The Fall of the Reichstag: An eyewitness Red Army account
Written 20 years after the end of the war, this is a thrilling eyewitness account of the battle for the Reichstag in the final days of the Red Army's victory in Berlin. Its author was Vassily Subbotin who was a 24 year old lieutenant. Subbotin's father was killed in action earlier in the war in fighting in Ukraine. The account opens with a prose poem, The Road, and then tells of the confused fighting, the terrible deaths with the war just days from ending, negotiations for the surrender of the German troops in the Reichstag, and the story of the raising of the Soviet flag over the building in victory that was preserved in one of the most famous photographs of the war. We have included some other photos from the account as well. Today is the 75th anniversary of Victory Day in the USSR. Republished in 1985 this was an excerpt from a larger book, How Wars End. Biographical details: A poet, prose writer and translator, Vassily Subbotin was born in Siberia. His father came from a family of farmers. Both the father and the son went to the front in 1941. Subbotin's father was killed in action on the 1st Ukrainian Front, while Vassily, then a twenty-four-year-old lieutenant, fought his way with the army into Berlin and took part in the assault of the Reichstag. It was there, during respites in the fighting, that he wrote the first sketches of his future book, How Wars End. It took him, in fact, twenty years to complete the work.

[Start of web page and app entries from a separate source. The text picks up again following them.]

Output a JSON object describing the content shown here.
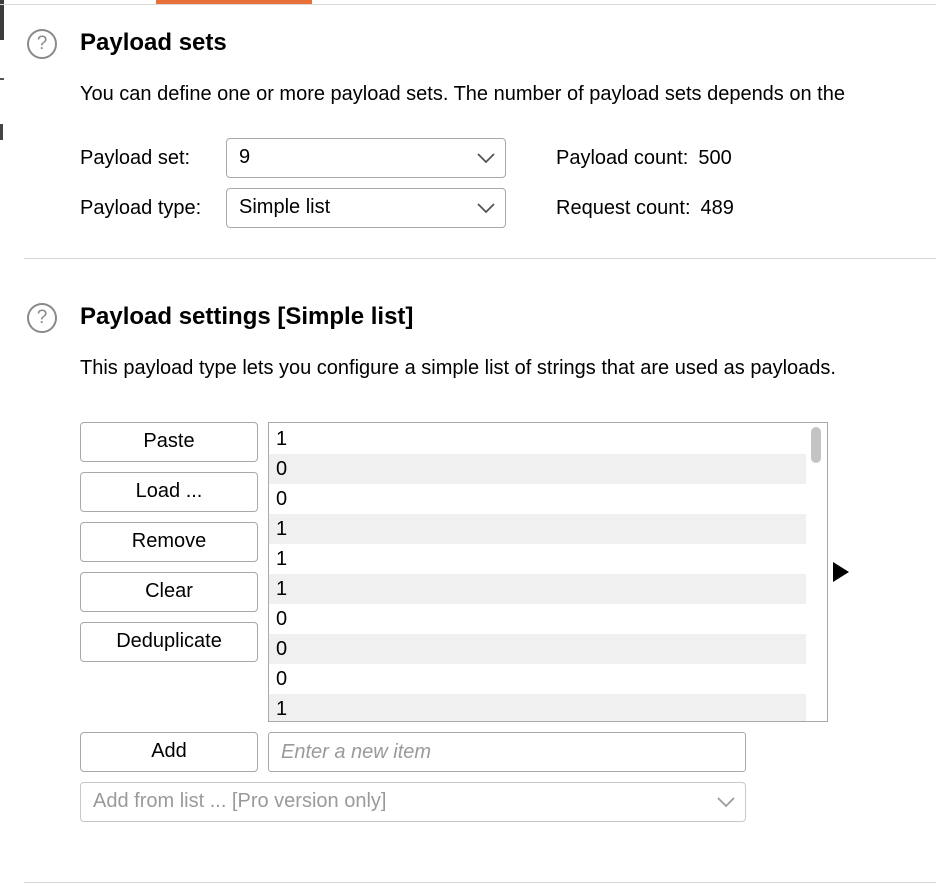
{
  "payload_sets": {
    "title": "Payload sets",
    "help_glyph": "?",
    "description": "You can define one or more payload sets. The number of payload sets depends on the",
    "set_label": "Payload set:",
    "set_value": "9",
    "type_label": "Payload type:",
    "type_value": "Simple list",
    "payload_count_label": "Payload count:",
    "payload_count_value": "500",
    "request_count_label": "Request count:",
    "request_count_value": "489"
  },
  "payload_settings": {
    "title": "Payload settings [Simple list]",
    "help_glyph": "?",
    "description": "This payload type lets you configure a simple list of strings that are used as payloads.",
    "buttons": {
      "paste": "Paste",
      "load": "Load ...",
      "remove": "Remove",
      "clear": "Clear",
      "deduplicate": "Deduplicate",
      "add": "Add"
    },
    "list_items": [
      "1",
      "0",
      "0",
      "1",
      "1",
      "1",
      "0",
      "0",
      "0",
      "1"
    ],
    "new_item_placeholder": "Enter a new item",
    "add_from_list": "Add from list ... [Pro version only]"
  },
  "colors": {
    "accent_tab": "#e8713a",
    "alt_row": "#f0f0f0"
  },
  "icons": [
    "help-icon",
    "chevron-down-icon",
    "expand-arrow-icon"
  ]
}
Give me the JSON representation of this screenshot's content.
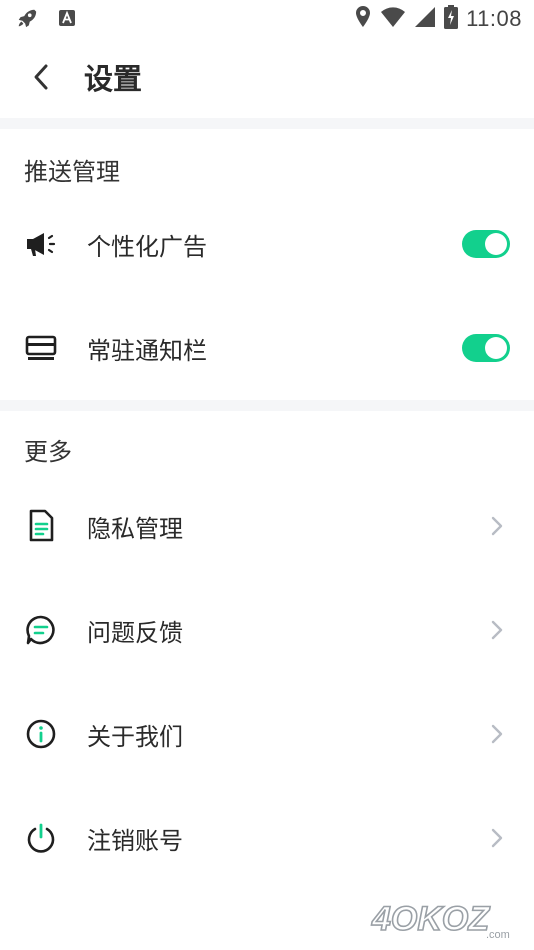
{
  "status_bar": {
    "time": "11:08",
    "icons": [
      "rocket-icon",
      "a-badge-icon",
      "location-icon",
      "wifi-icon",
      "signal-icon",
      "battery-charging-icon"
    ]
  },
  "header": {
    "title": "设置",
    "back_icon": "chevron-left-icon"
  },
  "sections": {
    "push": {
      "title": "推送管理",
      "items": [
        {
          "label": "个性化广告",
          "icon": "megaphone-icon",
          "toggle": "on"
        },
        {
          "label": "常驻通知栏",
          "icon": "notification-bar-icon",
          "toggle": "on"
        }
      ]
    },
    "more": {
      "title": "更多",
      "items": [
        {
          "label": "隐私管理",
          "icon": "document-icon"
        },
        {
          "label": "问题反馈",
          "icon": "chat-bubble-icon"
        },
        {
          "label": "关于我们",
          "icon": "info-icon"
        },
        {
          "label": "注销账号",
          "icon": "power-icon"
        }
      ]
    }
  },
  "colors": {
    "accent": "#12d08d",
    "section_gap": "#f5f6f8",
    "text": "#2a2a2a",
    "chevron": "#b8bcc4"
  },
  "watermark": "4OKOZ.com"
}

Soviet dive-bombers over Berlin
At the height of the battle
Mikhail Kantaria and Mikhail Yegorov, the men who raised the Banner of Victory
After the storming of the Reichstag
The Nazi emblem thrown down from the Reich Chancellery